Bulk-material Pertechnetate Anionic Receptor

Efficient anion recognition is of great significance for radioactive pertechnetate decontamination, but it remains a challenge for traditional sorbents. Herein, we put forward a tactic using soft crystalline cationic material with anion-adaptive dynamics for pertechnetate sequestration.
Bulk-material Pertechnetate Anionic Receptor

As a troublesome nuclear waste component and potent radioactive pollution source, complex chemical behavior of 99Tc hampers separation of uranium and plutonium during reprocessing of spent nuclear fuel, and high volatility of 99Tc species (Tc2O7) constrains incorporation into glass waste forms via high-temperature vitrification. Meanwhile, 99Tc, as stable TcO4- in its dominant +7 oxidation state, is highly water soluble and can migrate readily in the environment, thereby posing severe environmental risks. Therefore, efficient capture of radioactive 99Tc has received considerable attention for both nuclear waste management and contaminant remediation purposes. Solvent extraction and ion exchange are two well-established effective methods for removal of TcO4- from aqueous media, the former of which can achieve high selectivity, but practical applications are limited by cost and inefficiency, while the latter using traditional polymeric materials or inorganic cationic materials such as layered double hydroxide (LDH), sulfides, and borates always suffer from slow anion exchange kinetics, low sorption capacity or poor selectivity.

Anion-adaptive behavior of soft  material SCP-IHEP-1 upon ReO4- incorporation

Efficient anion recognition is important for radioactive 99TcO4-decontamination, but how to achieve selective anion recognition remains a problem. A rational approach for improving selectivity of solid sorbents is to endow sorbent materials ideal ion-recognition capability. Herein, inspired by molecular recognition of anion receptors, we put forward an alternative tactic that circumvents this drawback via an easily prepared anion-adaptive sorbent material that can behave like an anion receptor itself. Conceptually, this soft sorbent material is capable of dynamically tuning structural arrangement of its framework in response to different anions, enabling attainment of an optimized pore size and shape match for maximum interactions with, and resulting selectivity for target anions such as TcO4-. A cucurbit[8]uril (CB8)-based cationic supramolecular metal-organic framework, SCP-IHEP-1 ([Cu((bpy)2@CB8)(H2O)4](NO3)2·18H2O), was constructed by a multi-component supramolecular collaborative assembly. The CB8 macrocycle used here plays a vital role in accomplishing both the construction of supramolecular network and anion recognition.
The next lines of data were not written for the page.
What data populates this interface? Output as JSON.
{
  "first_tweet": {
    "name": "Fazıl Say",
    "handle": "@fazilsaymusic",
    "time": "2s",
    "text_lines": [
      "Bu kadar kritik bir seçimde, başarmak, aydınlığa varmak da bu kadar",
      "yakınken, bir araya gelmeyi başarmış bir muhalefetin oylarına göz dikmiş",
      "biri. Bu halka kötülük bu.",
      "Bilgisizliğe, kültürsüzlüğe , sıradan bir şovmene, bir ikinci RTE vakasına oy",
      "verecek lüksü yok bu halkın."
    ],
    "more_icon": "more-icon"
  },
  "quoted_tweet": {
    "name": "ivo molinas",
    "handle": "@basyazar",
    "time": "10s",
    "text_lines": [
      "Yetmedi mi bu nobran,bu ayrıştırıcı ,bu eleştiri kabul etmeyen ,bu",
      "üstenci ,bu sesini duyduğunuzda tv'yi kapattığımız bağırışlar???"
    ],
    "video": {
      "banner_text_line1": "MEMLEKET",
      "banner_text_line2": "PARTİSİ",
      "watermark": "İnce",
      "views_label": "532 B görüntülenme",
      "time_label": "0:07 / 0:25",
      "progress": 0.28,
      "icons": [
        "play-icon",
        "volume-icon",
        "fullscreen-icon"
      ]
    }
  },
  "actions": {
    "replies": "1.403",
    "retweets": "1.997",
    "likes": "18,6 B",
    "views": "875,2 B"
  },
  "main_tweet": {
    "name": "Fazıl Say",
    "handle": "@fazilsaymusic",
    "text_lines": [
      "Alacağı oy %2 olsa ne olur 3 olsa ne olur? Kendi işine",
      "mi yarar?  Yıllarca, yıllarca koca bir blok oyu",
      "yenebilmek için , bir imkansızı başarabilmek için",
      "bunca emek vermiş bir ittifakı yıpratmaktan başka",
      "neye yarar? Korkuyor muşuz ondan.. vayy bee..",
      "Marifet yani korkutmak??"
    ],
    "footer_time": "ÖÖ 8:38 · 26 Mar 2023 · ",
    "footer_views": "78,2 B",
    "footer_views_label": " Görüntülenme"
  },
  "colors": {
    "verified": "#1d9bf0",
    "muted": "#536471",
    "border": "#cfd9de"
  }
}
As expected, this material is demonstrated to be an efficient and selective sorbent capable of reversibly sequestrating TcO4-/ReO4-. Single crystal structure analysis of ReO4- (a non-radioactive surrogate of 99TcO4-)-incorporated after anion exchange experiment reveals the mechanism of its selective recognition of TcO4-/ReO4-, that is, the supramolecular framework performs adaptive reconstruction of the supramolecular skeleton after anion exchange, thereby promoting TcO4-/ReO4- effective identification and separation. The anion-adaptive capability of this supramolecular sorbent towards effective TcO4- recognition resembles the dynamic behavior of the receptor during ion recognition, and can be taken as a representative TcO4--specific smart sorbent material.

This work shows that, as a new class of anion-adaptive cationic materials with structural dynamics inspired by anionic receptors, the supramolecular material exhibit excellent removal performance of TcO4- (and ReO4-), especially in selectivity against competing anions. Given the mechanism for selective TcO4- uptake involving anion-adaptive rearrangement of hydrophobic pores, we expect that the tactic put forward here paves a way for subsequent development of radioactive decontamination materials based on anion recognition. 

The paper in Nature Communications is here: https://www.nature.com/articles/s41467-019-09504-3.